In December 2010, IUCN supported two workshops in the Mekong Delta. The first workshop, organized by Can Tho University, reviewed environmental conditions and trends in the delta. The overall conclusion was that state-led efforts to “re-plump” the Mekong Delta have had significant unexpected outcomes. Indeed, it can be considered a case study in the law of unintended consequences associated with large-scale infrastructure development.
Dykes have been strengthened and new ones built but this is expensive and often unsuccessful because the dykes are now exposed to the full force of the waves, resulting in scouring and collapse. The construction of dykes has also limited the extent and duration of the annual flood, resulting in sedimentation of the canals (requiring extensive dredging) and reduced natural fertilization of the rice fields (requiring heavy use of chemicals). For a copy of the Mekong Delta situation analysis, click here.
The second workshop was organized by the World Resources Institute, a Washington, DC-based environmental policy research center, and Can Tho University. What emerged from the discussion was the strong tendency to prioritize investments in infrastructure. But as the discussion continued there was a move to balance investment in hard infrastructure with increased investment in farmer training, improved agricultural extension, crop diversification and other “softer” interventions. This reaction may reflect the growing realization, at least within academia and NGO communities, that continued investment in roads, canals, and dykes is causing major environmental problems. As one participant put it: “The ability of the Vietnamese government to pour concrete far outstrips its ability to decide whether or not it’s the right thing to do.” For a copy of the workshop summary, click here.

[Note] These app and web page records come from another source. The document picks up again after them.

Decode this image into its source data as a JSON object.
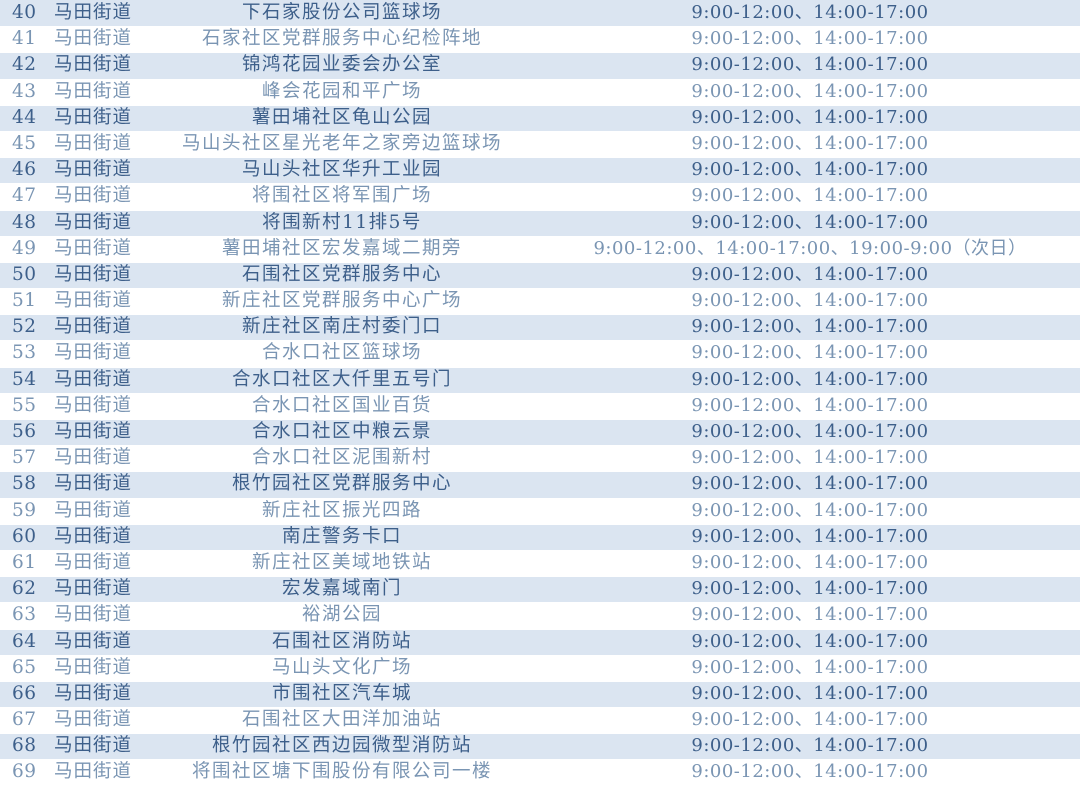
{
  "colors": {
    "shaded_row_bg": "#dbe5f1",
    "plain_row_bg": "#ffffff",
    "shaded_text": "#3d5f8a",
    "plain_text": "#7a95b3"
  },
  "table": {
    "rows": [
      {
        "no": "40",
        "street": "马田街道",
        "place": "下石家股份公司篮球场",
        "hours": "9:00-12:00、14:00-17:00"
      },
      {
        "no": "41",
        "street": "马田街道",
        "place": "石家社区党群服务中心纪检阵地",
        "hours": "9:00-12:00、14:00-17:00"
      },
      {
        "no": "42",
        "street": "马田街道",
        "place": "锦鸿花园业委会办公室",
        "hours": "9:00-12:00、14:00-17:00"
      },
      {
        "no": "43",
        "street": "马田街道",
        "place": "峰会花园和平广场",
        "hours": "9:00-12:00、14:00-17:00"
      },
      {
        "no": "44",
        "street": "马田街道",
        "place": "薯田埔社区龟山公园",
        "hours": "9:00-12:00、14:00-17:00"
      },
      {
        "no": "45",
        "street": "马田街道",
        "place": "马山头社区星光老年之家旁边篮球场",
        "hours": "9:00-12:00、14:00-17:00"
      },
      {
        "no": "46",
        "street": "马田街道",
        "place": "马山头社区华升工业园",
        "hours": "9:00-12:00、14:00-17:00"
      },
      {
        "no": "47",
        "street": "马田街道",
        "place": "将围社区将军围广场",
        "hours": "9:00-12:00、14:00-17:00"
      },
      {
        "no": "48",
        "street": "马田街道",
        "place": "将围新村11排5号",
        "hours": "9:00-12:00、14:00-17:00"
      },
      {
        "no": "49",
        "street": "马田街道",
        "place": "薯田埔社区宏发嘉域二期旁",
        "hours": "9:00-12:00、14:00-17:00、19:00-9:00（次日）"
      },
      {
        "no": "50",
        "street": "马田街道",
        "place": "石围社区党群服务中心",
        "hours": "9:00-12:00、14:00-17:00"
      },
      {
        "no": "51",
        "street": "马田街道",
        "place": "新庄社区党群服务中心广场",
        "hours": "9:00-12:00、14:00-17:00"
      },
      {
        "no": "52",
        "street": "马田街道",
        "place": "新庄社区南庄村委门口",
        "hours": "9:00-12:00、14:00-17:00"
      },
      {
        "no": "53",
        "street": "马田街道",
        "place": "合水口社区篮球场",
        "hours": "9:00-12:00、14:00-17:00"
      },
      {
        "no": "54",
        "street": "马田街道",
        "place": "合水口社区大仟里五号门",
        "hours": "9:00-12:00、14:00-17:00"
      },
      {
        "no": "55",
        "street": "马田街道",
        "place": "合水口社区国业百货",
        "hours": "9:00-12:00、14:00-17:00"
      },
      {
        "no": "56",
        "street": "马田街道",
        "place": "合水口社区中粮云景",
        "hours": "9:00-12:00、14:00-17:00"
      },
      {
        "no": "57",
        "street": "马田街道",
        "place": "合水口社区泥围新村",
        "hours": "9:00-12:00、14:00-17:00"
      },
      {
        "no": "58",
        "street": "马田街道",
        "place": "根竹园社区党群服务中心",
        "hours": "9:00-12:00、14:00-17:00"
      },
      {
        "no": "59",
        "street": "马田街道",
        "place": "新庄社区振光四路",
        "hours": "9:00-12:00、14:00-17:00"
      },
      {
        "no": "60",
        "street": "马田街道",
        "place": "南庄警务卡口",
        "hours": "9:00-12:00、14:00-17:00"
      },
      {
        "no": "61",
        "street": "马田街道",
        "place": "新庄社区美域地铁站",
        "hours": "9:00-12:00、14:00-17:00"
      },
      {
        "no": "62",
        "street": "马田街道",
        "place": "宏发嘉域南门",
        "hours": "9:00-12:00、14:00-17:00"
      },
      {
        "no": "63",
        "street": "马田街道",
        "place": "裕湖公园",
        "hours": "9:00-12:00、14:00-17:00"
      },
      {
        "no": "64",
        "street": "马田街道",
        "place": "石围社区消防站",
        "hours": "9:00-12:00、14:00-17:00"
      },
      {
        "no": "65",
        "street": "马田街道",
        "place": "马山头文化广场",
        "hours": "9:00-12:00、14:00-17:00"
      },
      {
        "no": "66",
        "street": "马田街道",
        "place": "市围社区汽车城",
        "hours": "9:00-12:00、14:00-17:00"
      },
      {
        "no": "67",
        "street": "马田街道",
        "place": "石围社区大田洋加油站",
        "hours": "9:00-12:00、14:00-17:00"
      },
      {
        "no": "68",
        "street": "马田街道",
        "place": "根竹园社区西边园微型消防站",
        "hours": "9:00-12:00、14:00-17:00"
      },
      {
        "no": "69",
        "street": "马田街道",
        "place": "将围社区塘下围股份有限公司一楼",
        "hours": "9:00-12:00、14:00-17:00"
      }
    ]
  }
}
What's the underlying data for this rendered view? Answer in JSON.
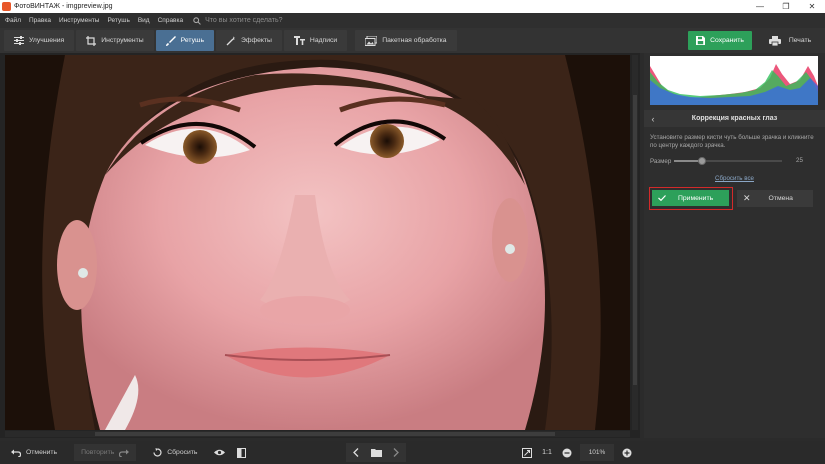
{
  "window": {
    "title": "ФотоВИНТАЖ - imgpreview.jpg"
  },
  "menu": {
    "items": [
      "Файл",
      "Правка",
      "Инструменты",
      "Ретушь",
      "Вид",
      "Справка"
    ],
    "search_placeholder": "Что вы хотите сделать?"
  },
  "toolbar": {
    "tabs": [
      {
        "label": "Улучшения",
        "icon": "sliders-icon"
      },
      {
        "label": "Инструменты",
        "icon": "crop-icon"
      },
      {
        "label": "Ретушь",
        "icon": "brush-icon",
        "active": true
      },
      {
        "label": "Эффекты",
        "icon": "magic-wand-icon"
      },
      {
        "label": "Надписи",
        "icon": "text-icon"
      }
    ],
    "batch_label": "Пакетная обработка",
    "save_label": "Сохранить",
    "print_label": "Печать"
  },
  "panel": {
    "title": "Коррекция красных глаз",
    "hint": "Установите размер кисти чуть больше зрачка и кликните по центру каждого зрачка.",
    "size_label": "Размер",
    "size_value": "25",
    "size_fraction": 0.26,
    "reset_all": "Сбросить все",
    "apply_label": "Применить",
    "cancel_label": "Отмена"
  },
  "bottom": {
    "undo_label": "Отменить",
    "redo_label": "Повторить",
    "reset_label": "Сбросить",
    "ratio_label": "1:1",
    "zoom_value": "101%"
  },
  "colors": {
    "accent_green": "#2da05a",
    "active_tab": "#4a6f93",
    "apply_highlight": "#d32a2a"
  }
}
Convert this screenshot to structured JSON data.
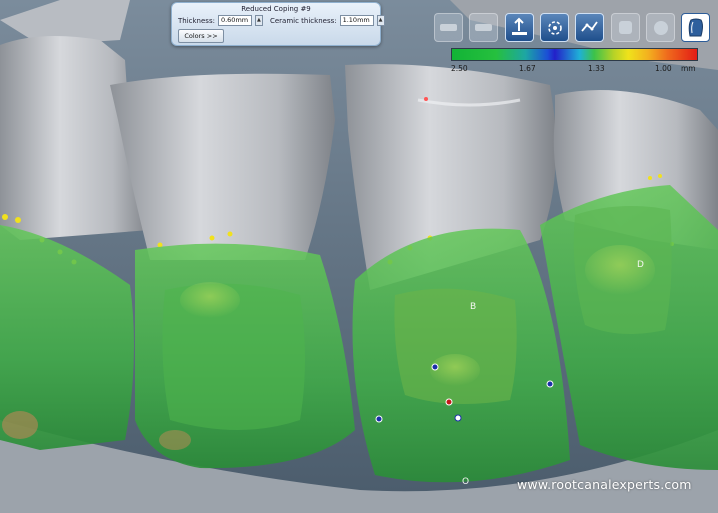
{
  "panel": {
    "title": "Reduced Coping #9",
    "thickness_label": "Thickness:",
    "thickness_value": "0.60mm",
    "ceramic_label": "Ceramic thickness:",
    "ceramic_value": "1.10mm",
    "colors_button": "Colors >>"
  },
  "toolbar": {
    "tools": [
      {
        "name": "tool-1-icon",
        "state": "disabled"
      },
      {
        "name": "tool-2-icon",
        "state": "disabled"
      },
      {
        "name": "insertion-direction-icon",
        "state": "active"
      },
      {
        "name": "rotate-view-icon",
        "state": "active"
      },
      {
        "name": "thickness-map-icon",
        "state": "active"
      },
      {
        "name": "tool-6-icon",
        "state": "disabled"
      },
      {
        "name": "tool-7-icon",
        "state": "disabled"
      },
      {
        "name": "tooth-outline-icon",
        "state": "selected"
      }
    ]
  },
  "scale": {
    "labels": [
      "2.50",
      "1.67",
      "1.33",
      "1.00"
    ],
    "unit": "mm"
  },
  "scene_labels": {
    "b": "B",
    "d": "D",
    "o": "O"
  },
  "watermark": "www.rootcanalexperts.com"
}
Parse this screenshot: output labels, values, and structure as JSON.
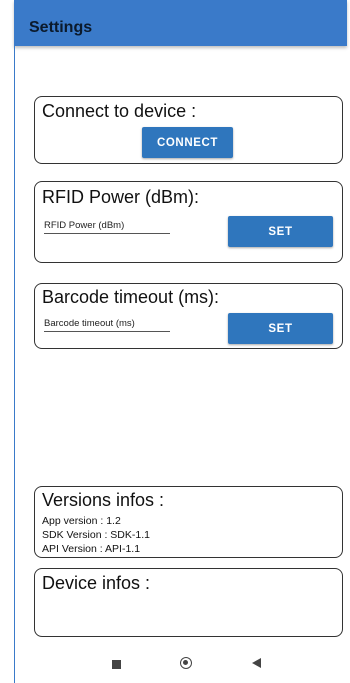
{
  "app_bar": {
    "title": "Settings",
    "color": "#3a7ac9"
  },
  "connect": {
    "title": "Connect to device :",
    "button": "CONNECT"
  },
  "rfid": {
    "title": "RFID Power (dBm):",
    "input_placeholder": "RFID Power (dBm)",
    "button": "SET"
  },
  "barcode": {
    "title": "Barcode timeout (ms):",
    "input_placeholder": "Barcode timeout (ms)",
    "button": "SET"
  },
  "versions": {
    "title": "Versions infos :",
    "app_version": "App version : 1.2",
    "sdk_version": "SDK Version : SDK-1.1",
    "api_version": "API Version : API-1.1"
  },
  "device": {
    "title": "Device infos :"
  },
  "nav": {
    "icons": [
      "recent-apps-icon",
      "home-icon",
      "back-icon"
    ]
  }
}
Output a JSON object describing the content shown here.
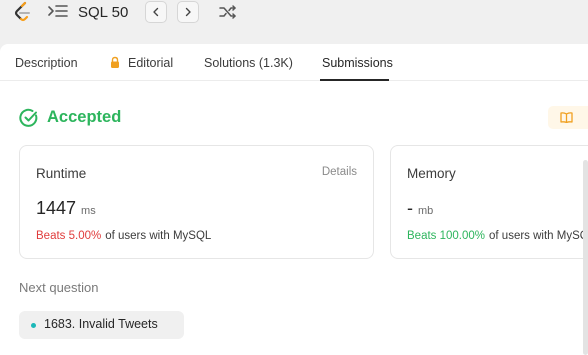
{
  "header": {
    "title": "SQL 50",
    "icons": [
      "leetcode-logo",
      "list-icon",
      "chevron-left-icon",
      "chevron-right-icon",
      "shuffle-icon"
    ]
  },
  "tabs": [
    {
      "label": "Description"
    },
    {
      "label": "Editorial",
      "icon": "lock-icon"
    },
    {
      "label": "Solutions (1.3K)"
    },
    {
      "label": "Submissions",
      "active": true
    }
  ],
  "status": {
    "label": "Accepted",
    "color": "#2db55d"
  },
  "runtime": {
    "label": "Runtime",
    "details": "Details",
    "value": "1447",
    "unit": "ms",
    "beats": "Beats 5.00%",
    "beats_suffix": "of users with MySQL"
  },
  "memory": {
    "label": "Memory",
    "value": "-",
    "unit": "mb",
    "beats": "Beats 100.00%",
    "beats_suffix": "of users with MySQL"
  },
  "next_question": {
    "label": "Next question",
    "title": "1683. Invalid Tweets"
  },
  "colors": {
    "accent_green": "#2db55d",
    "beats_red": "#e03c3c",
    "easy_teal": "#1cb8b8"
  }
}
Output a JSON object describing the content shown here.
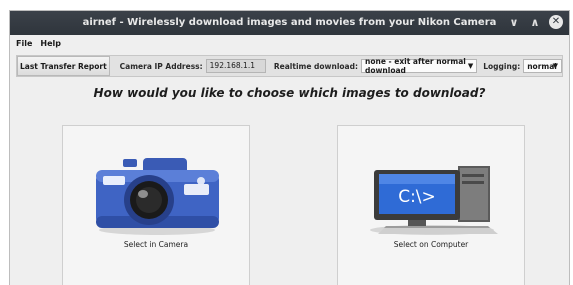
{
  "window": {
    "title": "airnef - Wirelessly download images and movies from your Nikon Camera",
    "controls": {
      "minimize_glyph": "∨",
      "maximize_glyph": "∧",
      "close_glyph": "✕"
    }
  },
  "menu": {
    "items": [
      {
        "label": "File"
      },
      {
        "label": "Help"
      }
    ]
  },
  "toolbar": {
    "report_button_label": "Last Transfer Report",
    "ip_label": "Camera IP Address:",
    "ip_value": "192.168.1.1",
    "realtime_label": "Realtime download:",
    "realtime_value": "none - exit after normal download",
    "logging_label": "Logging:",
    "logging_value": "normal"
  },
  "main": {
    "question": "How would you like to choose which images to download?",
    "options": [
      {
        "label": "Select in Camera",
        "icon": "camera-icon"
      },
      {
        "label": "Select on Computer",
        "icon": "computer-icon"
      }
    ],
    "terminal_text": "C:\\>"
  },
  "colors": {
    "titlebar": "#2f353c",
    "camera_blue": "#3f64c4",
    "window_bg": "#efefef"
  }
}
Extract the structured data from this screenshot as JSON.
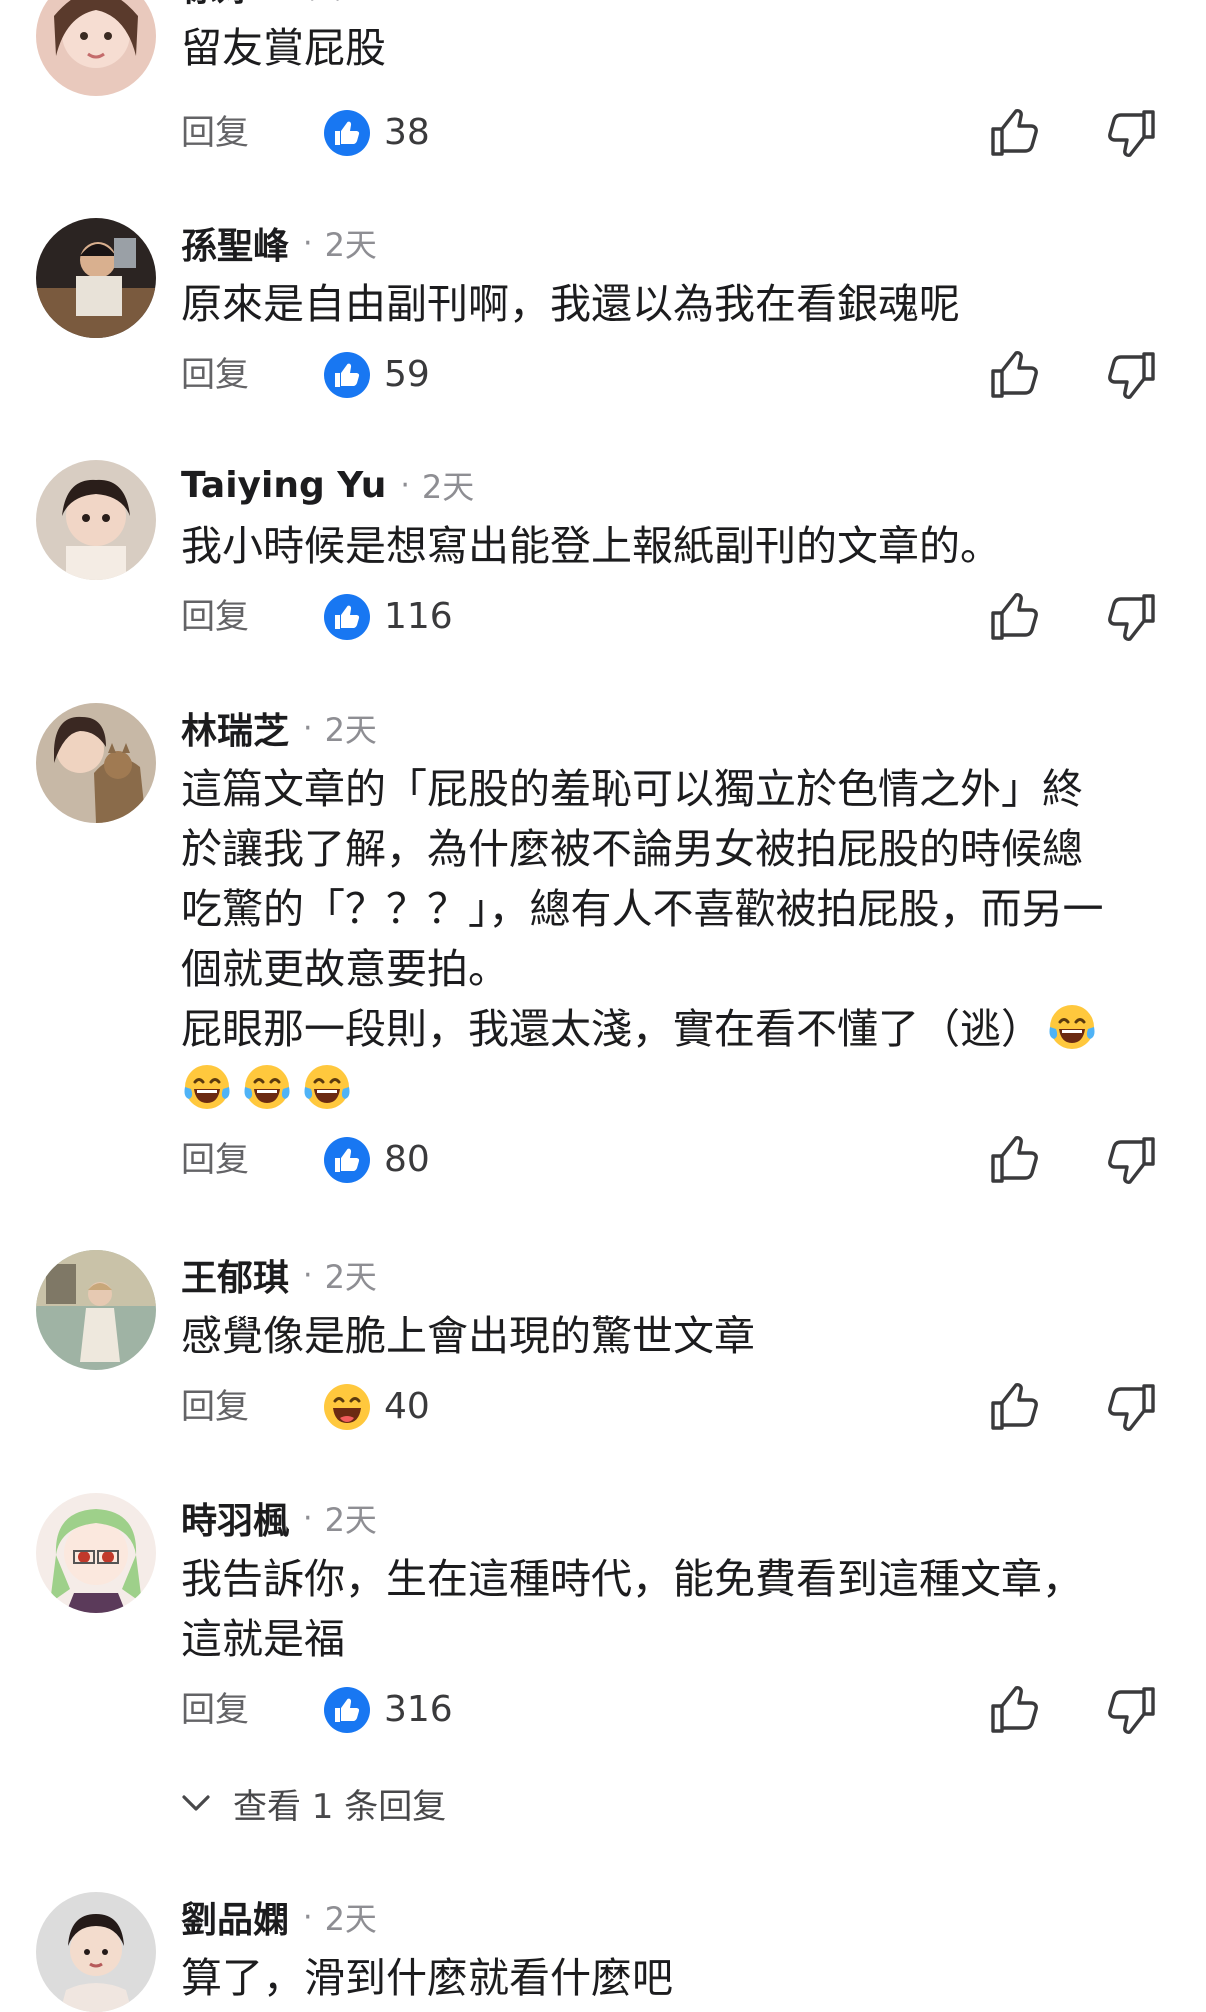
{
  "comments": [
    {
      "name": "徐婷",
      "time": "2天",
      "lines": [
        "留友賞屁股"
      ],
      "reply_label": "回复",
      "reaction": "like",
      "likes": "38"
    },
    {
      "name": "孫聖峰",
      "time": "2天",
      "lines": [
        "原來是自由副刊啊，我還以為我在看銀魂呢"
      ],
      "reply_label": "回复",
      "reaction": "like",
      "likes": "59"
    },
    {
      "name": "Taiying Yu",
      "time": "2天",
      "lines": [
        "我小時候是想寫出能登上報紙副刊的文章的。"
      ],
      "reply_label": "回复",
      "reaction": "like",
      "likes": "116"
    },
    {
      "name": "林瑞芝",
      "time": "2天",
      "lines": [
        "這篇文章的「屁股的羞恥可以獨立於色情之外」終",
        "於讓我了解，為什麼被不論男女被拍屁股的時候總",
        "吃驚的「？？？」，總有人不喜歡被拍屁股，而另一",
        "個就更故意要拍。",
        "屁眼那一段則，我還太淺，實在看不懂了（逃）"
      ],
      "emoji_name": "laughing-tears-emoji",
      "reply_label": "回复",
      "reaction": "like",
      "likes": "80"
    },
    {
      "name": "王郁琪",
      "time": "2天",
      "lines": [
        "感覺像是脆上會出現的驚世文章"
      ],
      "reply_label": "回复",
      "reaction": "haha",
      "likes": "40"
    },
    {
      "name": "時羽楓",
      "time": "2天",
      "lines": [
        "我告訴你，生在這種時代，能免費看到這種文章，",
        "這就是福"
      ],
      "reply_label": "回复",
      "reaction": "like",
      "likes": "316",
      "view_replies": "查看 1 条回复"
    },
    {
      "name": "劉品嫻",
      "time": "2天",
      "lines": [
        "算了，滑到什麼就看什麼吧"
      ]
    }
  ],
  "icons": {
    "like_reaction": "blue-thumbs-up-icon",
    "haha_reaction": "grinning-face-icon",
    "like_button": "thumbs-up-outline-icon",
    "dislike_button": "thumbs-down-outline-icon",
    "expand": "chevron-down-icon"
  },
  "colors": {
    "like_blue": "#1877F2",
    "emoji_yellow": "#FFC83D",
    "text": "#1c1c1e",
    "muted": "#8e8e93"
  }
}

There is also an ingrained fear of floods among some participants. A participant from the Mekong Delta observed that the Vietnamese word for flood (lu) was not used in the delta in the past, reflecting the fact that farmers there see floods as normal and beneficial, whereas in the north they are seen as destructive. (The Red River is more prone to catastrophic flooding than the Mekong.) Fear of flooding has dominated government planning in the delta. Indeed, drought is in some respects good news for government officials because there’s less damage to roads and other infrastructure. There are therefore major divides in understanding and approach between the north and south, between farmers and decision makers, and between ministries.